Television Goes Prime-Time
Circus, April 14 1977
By Toby Goldstein
Tom Verlaine is cold. He’s dressed in a sweater and overcoat, lighting up one cigarette after the next, hunched against a radiator, but Verlaine is cold. His is the type of cold that appears permanent, more suited to another time, when artists dressed in rags and starved in garrets all to insure the purity of their art. Considering that Verlaine’s group, Television, has been signed to Elektra Records fir a rather hefty sum, his believable squalor is even more astonishing. Television is just beginning to get off the club treadmill and onto the concert circuit, but it’s going to be a long hard climb. When they opened for Patti Smith at New York’s Palladium, “Patti let us borrow her equipment, thank God,” Verlaine sighs. “It’s a matter of money.”|
Money and Television, unlike the industry from which Verlaine took their name, do not have a lot in common. Television has been for the past years what is known in New York as “a CBGB’s group”, playing the half dozen punk rock venues in lower Manhattan for door money. They played at CBGB’s opening for Patti Smith, and started to build a reputation for their lengthy, doomy-shadowed compositions which many called reminiscent of the Velvet Underground. “We’re not very similar,” he urges. “Only in mood, definitely not in sound. I find it surprising that people idolize that sound.”

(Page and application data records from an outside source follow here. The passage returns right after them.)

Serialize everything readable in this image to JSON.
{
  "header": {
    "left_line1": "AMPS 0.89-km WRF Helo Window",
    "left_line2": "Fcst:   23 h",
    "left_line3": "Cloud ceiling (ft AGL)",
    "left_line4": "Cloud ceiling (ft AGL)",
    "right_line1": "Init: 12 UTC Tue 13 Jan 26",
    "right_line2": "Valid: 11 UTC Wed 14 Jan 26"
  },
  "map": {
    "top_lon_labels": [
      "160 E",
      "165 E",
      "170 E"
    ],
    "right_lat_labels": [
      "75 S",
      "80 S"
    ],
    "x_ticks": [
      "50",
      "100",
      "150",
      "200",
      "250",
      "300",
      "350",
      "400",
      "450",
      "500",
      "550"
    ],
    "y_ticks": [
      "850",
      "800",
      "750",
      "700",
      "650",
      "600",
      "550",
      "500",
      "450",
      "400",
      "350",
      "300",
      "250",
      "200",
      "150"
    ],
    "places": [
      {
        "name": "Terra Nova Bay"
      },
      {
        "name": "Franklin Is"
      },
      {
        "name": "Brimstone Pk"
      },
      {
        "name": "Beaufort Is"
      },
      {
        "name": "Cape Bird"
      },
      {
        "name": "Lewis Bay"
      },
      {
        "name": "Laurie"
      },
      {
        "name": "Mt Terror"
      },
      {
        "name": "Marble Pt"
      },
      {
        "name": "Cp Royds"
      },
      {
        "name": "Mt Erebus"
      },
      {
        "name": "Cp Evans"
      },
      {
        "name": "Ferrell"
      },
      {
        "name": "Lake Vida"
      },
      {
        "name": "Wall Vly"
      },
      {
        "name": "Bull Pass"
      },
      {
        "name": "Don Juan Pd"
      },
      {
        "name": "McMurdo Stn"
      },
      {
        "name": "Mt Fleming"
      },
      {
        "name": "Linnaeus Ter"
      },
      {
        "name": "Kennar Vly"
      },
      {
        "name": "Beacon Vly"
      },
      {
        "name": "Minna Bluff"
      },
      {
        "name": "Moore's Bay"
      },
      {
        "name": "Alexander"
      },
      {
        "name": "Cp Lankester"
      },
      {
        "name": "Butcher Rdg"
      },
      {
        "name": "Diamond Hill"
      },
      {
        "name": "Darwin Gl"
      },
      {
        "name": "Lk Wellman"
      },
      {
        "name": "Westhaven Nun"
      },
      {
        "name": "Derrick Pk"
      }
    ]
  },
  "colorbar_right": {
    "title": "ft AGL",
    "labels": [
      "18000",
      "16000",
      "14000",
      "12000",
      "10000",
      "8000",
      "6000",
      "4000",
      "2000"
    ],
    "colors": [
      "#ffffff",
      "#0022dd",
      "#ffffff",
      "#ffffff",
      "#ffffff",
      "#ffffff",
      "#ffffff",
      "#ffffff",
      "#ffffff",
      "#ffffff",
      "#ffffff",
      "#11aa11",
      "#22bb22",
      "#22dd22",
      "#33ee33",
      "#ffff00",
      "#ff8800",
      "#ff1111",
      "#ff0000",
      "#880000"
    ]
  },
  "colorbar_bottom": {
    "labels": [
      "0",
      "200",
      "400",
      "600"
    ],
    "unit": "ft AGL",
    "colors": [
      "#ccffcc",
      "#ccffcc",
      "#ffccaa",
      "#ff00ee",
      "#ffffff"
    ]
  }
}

Verlaine is a rough-edged mix of contemporary scene observer and 19th-century mystic French poet, Paul Verlaine, whose visions of “drunken boats” suit his namesake very well. Verlaine’s stick-straight dirty-blonde hair falls across his face as he puzzles out the ironies of writing seriously for a quick-buck world. “I read a review of us once that said we were the worst band, in a national magazine. That was written by a guy who auditioned for us a year and a half ago and who I told no. It’s meeting a quota or making a living. No offence to writers, but some people write for paycheck and some write without regard to whether they’re gonna get paid at all, which is my approach to any kind of work. But we got offered deals that were a complete insult. Absolute shyster deals!”

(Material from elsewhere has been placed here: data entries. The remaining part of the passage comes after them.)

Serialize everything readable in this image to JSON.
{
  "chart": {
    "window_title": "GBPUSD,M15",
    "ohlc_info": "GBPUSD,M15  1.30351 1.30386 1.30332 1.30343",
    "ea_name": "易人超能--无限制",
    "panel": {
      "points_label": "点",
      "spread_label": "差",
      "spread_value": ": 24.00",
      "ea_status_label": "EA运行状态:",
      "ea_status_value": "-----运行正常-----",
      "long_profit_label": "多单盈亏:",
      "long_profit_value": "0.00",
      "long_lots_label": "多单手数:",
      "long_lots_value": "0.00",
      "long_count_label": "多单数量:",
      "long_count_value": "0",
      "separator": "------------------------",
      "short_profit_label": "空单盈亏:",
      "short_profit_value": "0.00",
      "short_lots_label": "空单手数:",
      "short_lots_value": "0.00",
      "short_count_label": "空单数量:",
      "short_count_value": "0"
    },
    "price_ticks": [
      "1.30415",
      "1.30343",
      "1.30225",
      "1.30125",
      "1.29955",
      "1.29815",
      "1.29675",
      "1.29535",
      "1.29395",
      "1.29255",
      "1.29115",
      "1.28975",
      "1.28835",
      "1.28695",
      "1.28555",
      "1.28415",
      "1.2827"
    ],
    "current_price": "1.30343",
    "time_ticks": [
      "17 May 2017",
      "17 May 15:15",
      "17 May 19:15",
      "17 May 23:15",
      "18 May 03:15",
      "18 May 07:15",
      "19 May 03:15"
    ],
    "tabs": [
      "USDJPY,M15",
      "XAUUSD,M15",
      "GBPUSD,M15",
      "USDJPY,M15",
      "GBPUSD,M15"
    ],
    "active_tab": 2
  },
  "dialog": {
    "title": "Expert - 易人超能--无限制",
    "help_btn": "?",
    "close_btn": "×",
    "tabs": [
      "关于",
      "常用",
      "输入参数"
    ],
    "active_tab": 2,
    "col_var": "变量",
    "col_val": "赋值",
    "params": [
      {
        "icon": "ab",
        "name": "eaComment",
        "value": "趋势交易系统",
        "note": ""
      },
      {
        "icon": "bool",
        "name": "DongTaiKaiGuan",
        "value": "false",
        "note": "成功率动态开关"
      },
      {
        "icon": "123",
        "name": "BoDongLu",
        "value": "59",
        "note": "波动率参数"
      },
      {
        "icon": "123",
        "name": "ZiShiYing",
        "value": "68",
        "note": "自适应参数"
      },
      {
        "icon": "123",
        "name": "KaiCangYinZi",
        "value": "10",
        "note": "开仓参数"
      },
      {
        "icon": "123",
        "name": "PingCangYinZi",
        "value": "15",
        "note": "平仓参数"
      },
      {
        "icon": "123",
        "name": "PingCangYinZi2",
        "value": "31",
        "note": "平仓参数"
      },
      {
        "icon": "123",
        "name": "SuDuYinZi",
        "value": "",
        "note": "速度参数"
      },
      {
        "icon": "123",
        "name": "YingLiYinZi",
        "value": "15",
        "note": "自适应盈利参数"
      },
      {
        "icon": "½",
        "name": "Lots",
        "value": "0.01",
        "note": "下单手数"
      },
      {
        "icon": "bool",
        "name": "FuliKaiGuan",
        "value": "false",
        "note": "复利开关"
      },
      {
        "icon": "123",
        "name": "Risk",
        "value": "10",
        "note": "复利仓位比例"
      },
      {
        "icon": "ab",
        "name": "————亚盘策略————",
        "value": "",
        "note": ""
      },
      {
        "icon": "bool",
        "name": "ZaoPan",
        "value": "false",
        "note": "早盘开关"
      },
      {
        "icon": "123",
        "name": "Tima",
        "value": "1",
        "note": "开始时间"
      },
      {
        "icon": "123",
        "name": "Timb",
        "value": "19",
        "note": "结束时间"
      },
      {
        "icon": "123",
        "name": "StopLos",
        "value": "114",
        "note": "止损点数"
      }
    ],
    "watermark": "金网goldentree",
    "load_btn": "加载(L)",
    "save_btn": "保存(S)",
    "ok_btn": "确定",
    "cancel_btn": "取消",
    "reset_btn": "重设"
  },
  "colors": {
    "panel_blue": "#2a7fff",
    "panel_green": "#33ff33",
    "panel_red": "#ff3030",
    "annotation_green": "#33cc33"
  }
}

He continues in a voice that is precise, almost clipped. “I suppose all the labels are signing bands from New York now. I guess all those CBGB’s groups are signed. One record company executive told me that with companies, it’s like they shoot 100 arrows in the dark, hoping one will be a bull’s-eye. There’s no regard to the content at all – it’s product.”
Verlaine would rather cut his own disc than be someone’s chance shot, and in fact, Television recorded and released a private single, “Little Johnny Jewel, Parts 1&2” about a year ago. A collector’s item from the moment it was pressed, the song has sold 6,000 copies in the US and Europe. “We did it on a 4-track machine in a couple of hours,” Verlaine recalls. “Just a few mikes and checkin’ to see that the machine worked, which it didn’t; it was supposed to be in stereo but it was out of sync, so we had to put it out in mono. It doesn’t really cost as much as you think to cut a record. We used to keep 10% of each gig in an account and press copies as they sold out.” Elektra’s sizeable offer to get Television on the label has pretty well guaranteed Verlaine and Co. won’t be forced to use their gig money pressing records. “Marquee Moon” captures the band’s well thought out, but somehow primeval sound on tracks with titles like “Torn Curtain”, “See No Evil” and “Friction”. Like the character of Tom Verlaine, who implies deep thoughts behind his “portrait of the artist as a young man” exterior, Television’s songs point to hidden feelings from other dimensions, all the stuff that lurks in the most powerful kind of rock and roll like Dylan’s or Lou Reed’s.
Elektra may be best known today for the Eagles-Linda Ronstadt types, but Tom Verlaine’s heart is in their storeroom, keeping company with the Doors, Love and the Stooges, visionaries of bygone years.